With an increase in the amount of total shoulder arthroplasties performed outpatient, 90-day readmissions fell during the COVID-19 pandemic, according to a study led by orthopedic surgeon Abhijit Seetharam, MD.
The study, which was presented during the American Academy of Orthopaedic Surgeons annual meeting, evaluated 567 patients who underwent anatomic or reverse total shoulder arthroplasty, Healio reported April 11. The patients were separated into two groups based on whether their surgery was performed pre-COVID-19 or during the pandemic.
The researchers looked at length of stay, 90-day readmission and complication rates, ER visits, venous thromboembolism and infection, the report said. Outpatient cases accounted for 6 percent of the pre-COVID-19 cases, while 32 percent of the mid-pandemic cases were outpatient, Dr. Seetharam said.

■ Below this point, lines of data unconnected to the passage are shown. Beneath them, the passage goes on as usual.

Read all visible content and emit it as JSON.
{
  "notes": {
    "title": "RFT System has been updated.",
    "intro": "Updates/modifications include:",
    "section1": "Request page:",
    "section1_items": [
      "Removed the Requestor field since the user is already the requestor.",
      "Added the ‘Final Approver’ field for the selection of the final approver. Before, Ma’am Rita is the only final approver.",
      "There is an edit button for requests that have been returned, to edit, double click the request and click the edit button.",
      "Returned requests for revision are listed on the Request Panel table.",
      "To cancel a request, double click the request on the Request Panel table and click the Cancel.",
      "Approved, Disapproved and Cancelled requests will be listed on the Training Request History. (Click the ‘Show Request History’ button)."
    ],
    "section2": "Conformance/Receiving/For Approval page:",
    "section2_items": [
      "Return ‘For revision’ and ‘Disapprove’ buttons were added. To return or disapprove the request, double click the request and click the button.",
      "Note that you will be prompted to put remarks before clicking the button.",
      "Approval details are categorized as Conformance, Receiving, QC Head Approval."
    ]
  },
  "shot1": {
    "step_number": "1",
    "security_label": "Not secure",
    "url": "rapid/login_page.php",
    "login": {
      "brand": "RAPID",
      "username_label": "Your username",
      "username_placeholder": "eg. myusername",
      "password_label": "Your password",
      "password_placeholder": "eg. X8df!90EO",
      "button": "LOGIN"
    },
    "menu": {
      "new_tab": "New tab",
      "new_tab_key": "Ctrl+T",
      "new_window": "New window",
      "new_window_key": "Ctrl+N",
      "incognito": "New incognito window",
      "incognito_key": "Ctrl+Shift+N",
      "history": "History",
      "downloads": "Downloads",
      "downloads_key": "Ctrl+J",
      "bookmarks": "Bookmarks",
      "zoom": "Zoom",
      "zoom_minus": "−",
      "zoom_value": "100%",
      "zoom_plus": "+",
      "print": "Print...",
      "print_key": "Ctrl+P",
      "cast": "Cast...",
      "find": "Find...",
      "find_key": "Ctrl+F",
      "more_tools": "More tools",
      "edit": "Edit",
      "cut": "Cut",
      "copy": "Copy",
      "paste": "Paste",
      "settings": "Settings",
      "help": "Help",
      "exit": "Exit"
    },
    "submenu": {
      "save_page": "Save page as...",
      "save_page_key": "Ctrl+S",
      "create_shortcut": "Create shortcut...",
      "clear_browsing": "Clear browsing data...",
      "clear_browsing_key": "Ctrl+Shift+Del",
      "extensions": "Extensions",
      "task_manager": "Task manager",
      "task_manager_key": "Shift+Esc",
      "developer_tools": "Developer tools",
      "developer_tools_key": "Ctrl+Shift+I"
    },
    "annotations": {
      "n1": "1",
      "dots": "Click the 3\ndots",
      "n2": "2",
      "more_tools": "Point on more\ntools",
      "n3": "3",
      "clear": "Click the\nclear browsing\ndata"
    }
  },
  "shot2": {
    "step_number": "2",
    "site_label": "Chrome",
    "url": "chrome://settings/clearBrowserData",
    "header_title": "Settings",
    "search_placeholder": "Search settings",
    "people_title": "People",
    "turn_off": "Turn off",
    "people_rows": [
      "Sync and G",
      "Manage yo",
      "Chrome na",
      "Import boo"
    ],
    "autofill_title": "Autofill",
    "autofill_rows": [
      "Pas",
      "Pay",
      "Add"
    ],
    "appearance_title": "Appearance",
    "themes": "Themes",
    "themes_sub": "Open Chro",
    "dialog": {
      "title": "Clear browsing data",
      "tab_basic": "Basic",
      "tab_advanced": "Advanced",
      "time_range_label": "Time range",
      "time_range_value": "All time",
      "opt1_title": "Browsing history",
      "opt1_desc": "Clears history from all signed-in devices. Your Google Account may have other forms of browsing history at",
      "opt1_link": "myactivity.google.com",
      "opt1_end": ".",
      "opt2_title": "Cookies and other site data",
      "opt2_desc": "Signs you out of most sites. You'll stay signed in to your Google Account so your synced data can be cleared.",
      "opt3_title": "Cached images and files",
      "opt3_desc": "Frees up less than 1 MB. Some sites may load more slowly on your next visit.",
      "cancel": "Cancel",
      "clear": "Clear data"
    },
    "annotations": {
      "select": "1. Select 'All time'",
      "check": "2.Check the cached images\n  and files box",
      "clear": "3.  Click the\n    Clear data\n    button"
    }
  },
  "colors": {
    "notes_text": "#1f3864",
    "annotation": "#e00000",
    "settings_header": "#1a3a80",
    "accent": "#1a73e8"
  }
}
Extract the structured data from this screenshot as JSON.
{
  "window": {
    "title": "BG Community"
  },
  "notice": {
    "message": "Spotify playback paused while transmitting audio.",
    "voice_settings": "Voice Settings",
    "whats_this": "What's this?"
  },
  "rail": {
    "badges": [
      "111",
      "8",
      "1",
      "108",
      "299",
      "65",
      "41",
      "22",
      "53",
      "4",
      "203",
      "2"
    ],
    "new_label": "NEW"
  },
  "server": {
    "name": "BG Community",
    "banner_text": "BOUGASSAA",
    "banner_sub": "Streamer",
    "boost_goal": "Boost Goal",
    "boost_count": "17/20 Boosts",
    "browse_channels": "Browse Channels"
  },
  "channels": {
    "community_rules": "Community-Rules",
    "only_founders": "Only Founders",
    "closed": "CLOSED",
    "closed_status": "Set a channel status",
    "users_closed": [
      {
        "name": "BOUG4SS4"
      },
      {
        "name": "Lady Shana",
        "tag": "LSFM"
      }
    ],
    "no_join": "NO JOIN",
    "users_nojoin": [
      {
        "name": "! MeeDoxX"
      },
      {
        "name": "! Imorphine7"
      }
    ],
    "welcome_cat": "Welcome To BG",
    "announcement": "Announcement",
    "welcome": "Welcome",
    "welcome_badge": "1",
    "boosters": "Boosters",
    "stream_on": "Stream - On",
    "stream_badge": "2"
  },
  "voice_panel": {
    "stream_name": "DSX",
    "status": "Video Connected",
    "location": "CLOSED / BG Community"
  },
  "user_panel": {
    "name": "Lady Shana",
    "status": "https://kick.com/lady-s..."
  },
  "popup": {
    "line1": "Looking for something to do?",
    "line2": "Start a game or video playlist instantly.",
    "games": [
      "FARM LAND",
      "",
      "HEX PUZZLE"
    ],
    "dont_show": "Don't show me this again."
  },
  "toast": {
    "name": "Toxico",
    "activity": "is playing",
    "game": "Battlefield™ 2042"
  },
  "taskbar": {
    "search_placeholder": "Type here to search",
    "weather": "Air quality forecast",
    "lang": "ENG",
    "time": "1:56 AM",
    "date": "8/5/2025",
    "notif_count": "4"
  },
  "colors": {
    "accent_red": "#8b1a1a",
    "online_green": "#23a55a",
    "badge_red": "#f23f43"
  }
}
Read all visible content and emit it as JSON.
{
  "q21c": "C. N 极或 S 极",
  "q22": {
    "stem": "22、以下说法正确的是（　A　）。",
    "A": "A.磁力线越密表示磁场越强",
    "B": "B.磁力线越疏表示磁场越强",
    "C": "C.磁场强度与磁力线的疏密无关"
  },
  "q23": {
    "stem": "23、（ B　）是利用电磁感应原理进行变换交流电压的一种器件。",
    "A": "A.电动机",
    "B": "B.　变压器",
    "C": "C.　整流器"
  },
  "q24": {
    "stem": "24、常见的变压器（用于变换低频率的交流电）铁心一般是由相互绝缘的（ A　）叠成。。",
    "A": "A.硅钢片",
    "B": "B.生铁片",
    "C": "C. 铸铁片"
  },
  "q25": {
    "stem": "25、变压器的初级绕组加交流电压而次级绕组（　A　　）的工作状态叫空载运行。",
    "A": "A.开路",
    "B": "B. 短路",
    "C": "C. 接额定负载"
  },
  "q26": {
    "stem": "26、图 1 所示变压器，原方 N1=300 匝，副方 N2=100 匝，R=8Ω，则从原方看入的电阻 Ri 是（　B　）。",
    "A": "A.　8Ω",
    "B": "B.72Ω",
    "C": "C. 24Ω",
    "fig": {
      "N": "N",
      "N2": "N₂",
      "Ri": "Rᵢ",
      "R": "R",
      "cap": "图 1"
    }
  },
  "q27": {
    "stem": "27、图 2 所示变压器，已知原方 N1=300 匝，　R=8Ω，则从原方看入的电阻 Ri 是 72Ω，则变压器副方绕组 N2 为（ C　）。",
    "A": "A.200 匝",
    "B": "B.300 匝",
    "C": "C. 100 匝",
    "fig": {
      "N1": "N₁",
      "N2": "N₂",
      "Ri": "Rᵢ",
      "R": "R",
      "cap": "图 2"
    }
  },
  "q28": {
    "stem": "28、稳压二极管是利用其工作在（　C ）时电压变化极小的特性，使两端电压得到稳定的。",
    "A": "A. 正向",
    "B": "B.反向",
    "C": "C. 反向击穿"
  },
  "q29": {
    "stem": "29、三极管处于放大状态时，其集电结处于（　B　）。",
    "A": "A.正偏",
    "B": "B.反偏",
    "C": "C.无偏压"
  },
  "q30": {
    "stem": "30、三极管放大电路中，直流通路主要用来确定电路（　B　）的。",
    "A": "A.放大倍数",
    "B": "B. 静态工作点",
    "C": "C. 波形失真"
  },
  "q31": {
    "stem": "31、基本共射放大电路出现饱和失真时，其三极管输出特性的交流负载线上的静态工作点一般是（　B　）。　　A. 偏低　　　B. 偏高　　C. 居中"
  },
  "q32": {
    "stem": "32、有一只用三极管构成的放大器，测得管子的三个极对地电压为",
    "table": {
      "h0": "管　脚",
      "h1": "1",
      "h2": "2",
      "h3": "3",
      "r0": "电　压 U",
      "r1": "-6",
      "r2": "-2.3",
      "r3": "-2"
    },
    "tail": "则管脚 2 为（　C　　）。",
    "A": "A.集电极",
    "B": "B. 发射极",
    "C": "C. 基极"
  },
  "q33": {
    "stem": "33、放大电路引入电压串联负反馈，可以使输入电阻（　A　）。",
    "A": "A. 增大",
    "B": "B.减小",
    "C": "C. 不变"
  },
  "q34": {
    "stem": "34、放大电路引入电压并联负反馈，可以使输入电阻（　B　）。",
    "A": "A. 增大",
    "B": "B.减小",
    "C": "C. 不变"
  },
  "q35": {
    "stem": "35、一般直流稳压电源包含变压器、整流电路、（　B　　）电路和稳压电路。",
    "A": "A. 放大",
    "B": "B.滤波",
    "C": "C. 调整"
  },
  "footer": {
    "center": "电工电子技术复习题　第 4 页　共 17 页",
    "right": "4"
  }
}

The pandemic-associated increase in outpatient total shoulders coincided with a decrease in length of stay and 90-day readmission rates, the report said. There were no significant differences in the other measures evaluated in the study.